> **Brief**
Make an exact copy of all the entries, but do not reproduce the pictures.

Records to use Block Start

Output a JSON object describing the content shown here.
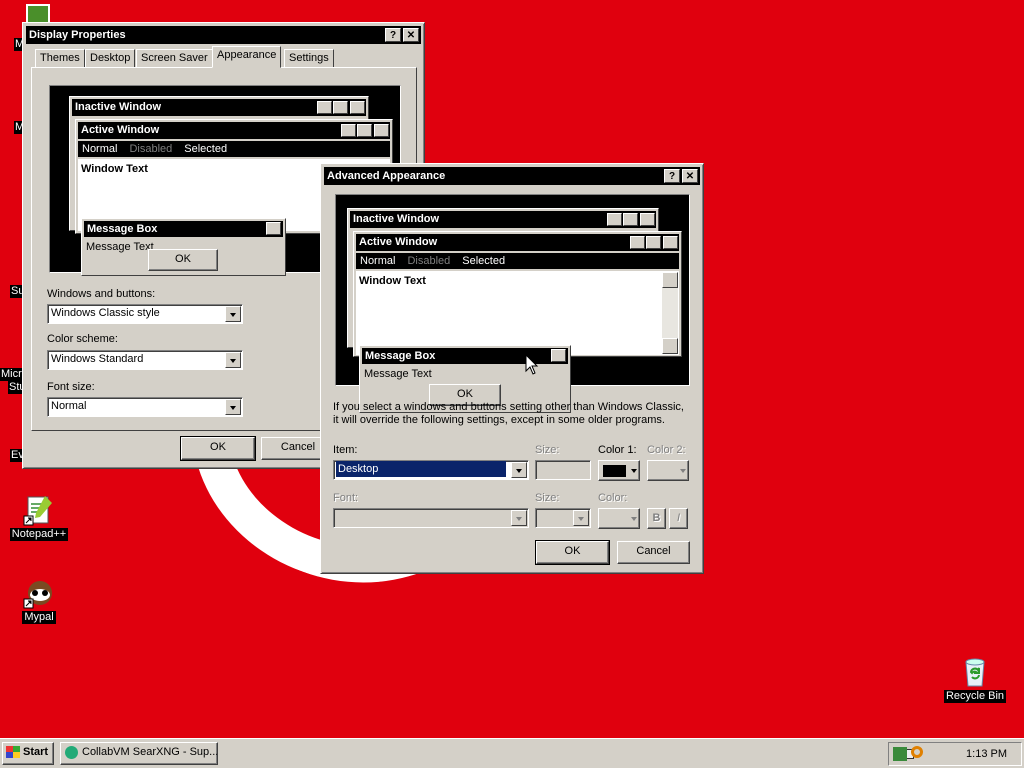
{
  "desktop": {
    "icons": [
      {
        "label": "Notepad++"
      },
      {
        "label": "Mypal"
      },
      {
        "label": "Recycle Bin"
      }
    ],
    "cut_labels": [
      "M",
      "M",
      "Su",
      "Micro",
      "Stu",
      "Ev"
    ]
  },
  "display_properties": {
    "title": "Display Properties",
    "tabs": [
      "Themes",
      "Desktop",
      "Screen Saver",
      "Appearance",
      "Settings"
    ],
    "active_tab": "Appearance",
    "preview": {
      "inactive_title": "Inactive Window",
      "active_title": "Active Window",
      "menu": [
        "Normal",
        "Disabled",
        "Selected"
      ],
      "window_text": "Window Text",
      "msgbox_title": "Message Box",
      "msgbox_text": "Message Text",
      "ok": "OK"
    },
    "windows_buttons_label": "Windows and buttons:",
    "windows_buttons_value": "Windows Classic style",
    "color_scheme_label": "Color scheme:",
    "color_scheme_value": "Windows Standard",
    "font_size_label": "Font size:",
    "font_size_value": "Normal",
    "ok": "OK",
    "cancel": "Cancel"
  },
  "advanced": {
    "title": "Advanced Appearance",
    "preview": {
      "inactive_title": "Inactive Window",
      "active_title": "Active Window",
      "menu": [
        "Normal",
        "Disabled",
        "Selected"
      ],
      "window_text": "Window Text",
      "msgbox_title": "Message Box",
      "msgbox_text": "Message Text",
      "ok": "OK"
    },
    "info_line1": "If you select a windows and buttons setting other than Windows Classic,",
    "info_line2": "it will override the following settings, except in some older programs.",
    "item_label": "Item:",
    "item_value": "Desktop",
    "size_label": "Size:",
    "color1_label": "Color 1:",
    "color2_label": "Color 2:",
    "font_label": "Font:",
    "font_size_label": "Size:",
    "font_color_label": "Color:",
    "bold": "B",
    "italic": "I",
    "ok": "OK",
    "cancel": "Cancel"
  },
  "taskbar": {
    "start": "Start",
    "task": "CollabVM SearXNG - Sup...",
    "clock": "1:13 PM"
  },
  "colors": {
    "desktop": "#e0000e",
    "face": "#d4d0c8",
    "selection": "#0a246a"
  }
}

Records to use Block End

> **Written reply**
Output a JSON object describing the content shown here.
{
  "desktop": {
    "icons": [
      {
        "label": "Notepad++"
      },
      {
        "label": "Mypal"
      },
      {
        "label": "Recycle Bin"
      }
    ],
    "cut_labels": [
      "M",
      "M",
      "Su",
      "Micro",
      "Stu",
      "Ev"
    ]
  },
  "display_properties": {
    "title": "Display Properties",
    "tabs": [
      "Themes",
      "Desktop",
      "Screen Saver",
      "Appearance",
      "Settings"
    ],
    "active_tab": "Appearance",
    "preview": {
      "inactive_title": "Inactive Window",
      "active_title": "Active Window",
      "menu": [
        "Normal",
        "Disabled",
        "Selected"
      ],
      "window_text": "Window Text",
      "msgbox_title": "Message Box",
      "msgbox_text": "Message Text",
      "ok": "OK"
    },
    "windows_buttons_label": "Windows and buttons:",
    "windows_buttons_value": "Windows Classic style",
    "color_scheme_label": "Color scheme:",
    "color_scheme_value": "Windows Standard",
    "font_size_label": "Font size:",
    "font_size_value": "Normal",
    "ok": "OK",
    "cancel": "Cancel"
  },
  "advanced": {
    "title": "Advanced Appearance",
    "preview": {
      "inactive_title": "Inactive Window",
      "active_title": "Active Window",
      "menu": [
        "Normal",
        "Disabled",
        "Selected"
      ],
      "window_text": "Window Text",
      "msgbox_title": "Message Box",
      "msgbox_text": "Message Text",
      "ok": "OK"
    },
    "info_line1": "If you select a windows and buttons setting other than Windows Classic,",
    "info_line2": "it will override the following settings, except in some older programs.",
    "item_label": "Item:",
    "item_value": "Desktop",
    "size_label": "Size:",
    "color1_label": "Color 1:",
    "color2_label": "Color 2:",
    "font_label": "Font:",
    "font_size_label": "Size:",
    "font_color_label": "Color:",
    "bold": "B",
    "italic": "I",
    "ok": "OK",
    "cancel": "Cancel"
  },
  "taskbar": {
    "start": "Start",
    "task": "CollabVM SearXNG - Sup...",
    "clock": "1:13 PM"
  },
  "colors": {
    "desktop": "#e0000e",
    "face": "#d4d0c8",
    "selection": "#0a246a"
  }
}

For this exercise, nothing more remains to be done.